Many existing studies indicate that job experience has a positive effect on individual employees' performance (DuBois & McKee 1994, Van Scotter & Motowildlo 1996, Tesluk & Jacobs 1998). Additionally, job experience being regarded as the length of service is used as a criterion for personnel affairs such as, selection (Ash & Levine 1985), promotion (Olsen & Berger 1983), career management (Campion et al. 1994, McCauley et al. 1994), compensation (Medoff & Abraham 1981), and training (Ford et al. 1992).
Language ability is found to have a positive effect on the performance of a company (Kim, 2001). In the case of duties, where English skills are important, language ability is closely linked to the performance enhancement of employees and their company (Hagen 1990, Reeves 1990).
Research examining the influence of certification on wages provided some evidence that certifications do have a positive effect on wages (Lee & Kim 2001, Chang & Kim 2000). Conversely, more recent studies found that certifications do not have a positive effect on wage (Kim & Kim 2004). And, it is noted that certifications are acquired in order to make up for one's shortcomings, apart from education.

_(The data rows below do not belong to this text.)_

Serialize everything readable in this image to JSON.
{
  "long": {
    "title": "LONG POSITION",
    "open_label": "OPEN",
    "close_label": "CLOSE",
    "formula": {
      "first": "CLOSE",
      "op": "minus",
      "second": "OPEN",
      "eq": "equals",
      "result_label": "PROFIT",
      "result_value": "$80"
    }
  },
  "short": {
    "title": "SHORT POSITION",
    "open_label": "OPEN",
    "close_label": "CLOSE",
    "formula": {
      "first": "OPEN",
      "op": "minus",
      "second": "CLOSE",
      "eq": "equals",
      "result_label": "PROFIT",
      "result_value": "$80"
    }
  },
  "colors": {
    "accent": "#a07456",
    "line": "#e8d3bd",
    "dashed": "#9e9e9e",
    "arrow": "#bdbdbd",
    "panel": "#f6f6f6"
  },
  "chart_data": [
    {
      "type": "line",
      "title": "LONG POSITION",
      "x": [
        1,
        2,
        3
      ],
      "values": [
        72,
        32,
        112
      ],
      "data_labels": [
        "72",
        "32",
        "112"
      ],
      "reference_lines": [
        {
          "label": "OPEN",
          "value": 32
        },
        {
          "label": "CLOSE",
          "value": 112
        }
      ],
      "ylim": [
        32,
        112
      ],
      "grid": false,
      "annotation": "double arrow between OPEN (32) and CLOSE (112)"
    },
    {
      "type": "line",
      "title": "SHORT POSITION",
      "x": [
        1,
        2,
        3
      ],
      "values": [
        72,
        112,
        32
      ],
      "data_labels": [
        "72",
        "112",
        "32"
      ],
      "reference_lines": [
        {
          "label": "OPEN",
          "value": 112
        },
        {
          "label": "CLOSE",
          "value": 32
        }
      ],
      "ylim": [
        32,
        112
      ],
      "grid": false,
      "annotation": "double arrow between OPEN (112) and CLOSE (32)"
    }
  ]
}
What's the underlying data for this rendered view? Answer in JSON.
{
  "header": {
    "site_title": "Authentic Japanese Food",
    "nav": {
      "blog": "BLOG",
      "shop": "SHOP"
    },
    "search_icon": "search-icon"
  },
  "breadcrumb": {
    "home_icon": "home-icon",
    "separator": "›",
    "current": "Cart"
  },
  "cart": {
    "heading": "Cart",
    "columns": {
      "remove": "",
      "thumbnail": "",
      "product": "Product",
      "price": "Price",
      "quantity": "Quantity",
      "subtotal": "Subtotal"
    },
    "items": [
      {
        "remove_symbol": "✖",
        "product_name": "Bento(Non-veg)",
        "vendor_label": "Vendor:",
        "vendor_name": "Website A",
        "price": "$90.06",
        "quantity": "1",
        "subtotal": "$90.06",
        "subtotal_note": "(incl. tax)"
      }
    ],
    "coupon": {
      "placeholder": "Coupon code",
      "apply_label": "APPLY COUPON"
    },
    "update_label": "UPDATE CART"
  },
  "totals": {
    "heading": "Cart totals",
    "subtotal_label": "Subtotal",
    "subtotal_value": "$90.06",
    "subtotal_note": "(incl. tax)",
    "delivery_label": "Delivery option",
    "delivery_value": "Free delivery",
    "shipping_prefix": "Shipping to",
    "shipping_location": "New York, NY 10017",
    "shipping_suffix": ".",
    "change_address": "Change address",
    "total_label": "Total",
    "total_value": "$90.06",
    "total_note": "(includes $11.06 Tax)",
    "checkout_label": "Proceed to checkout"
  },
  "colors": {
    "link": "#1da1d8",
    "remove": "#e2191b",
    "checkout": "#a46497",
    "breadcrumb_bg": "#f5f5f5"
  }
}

Some previous studies showed that if employees have a high level of education, then they do not seek for a certification. Furthermore, acquiring a certificate, unlike the level of school education, could lead to a problem of adverse selection (Leland 1979, Wimmer & Chezum 2003). Given that previous findings are inconsistent in this issue, there is still a need to explore more how certifications affect employees' performance.
Contribution to knowledge
The current study intends to examine the impact of human capital elements on performance, since considerably little is known about this relationship in the existing body of literature. This attempt could contribute to close a gap existing in previous studies and moreover provide practical suggestions and recommendations from the perspective of companies' human capital and performance management.
The concept of human capital was coined by Theodore Schultz, a Nobel Prize laureate in economics, as "skills, knowledge, and attributes similar to these that affect the enhancement of certain human capacity for productive activities" (Schultz 1961). However, the concept of human capital was expanded by a variety of methods and criteria and by a number of scholars for the past fifty years.
According to the traditional concept of human capital by Schultz, Thurow, and Becker, it can be utilized to its fullest due to intellectual and cognitive factors. Recently, however, the scope has been extended to...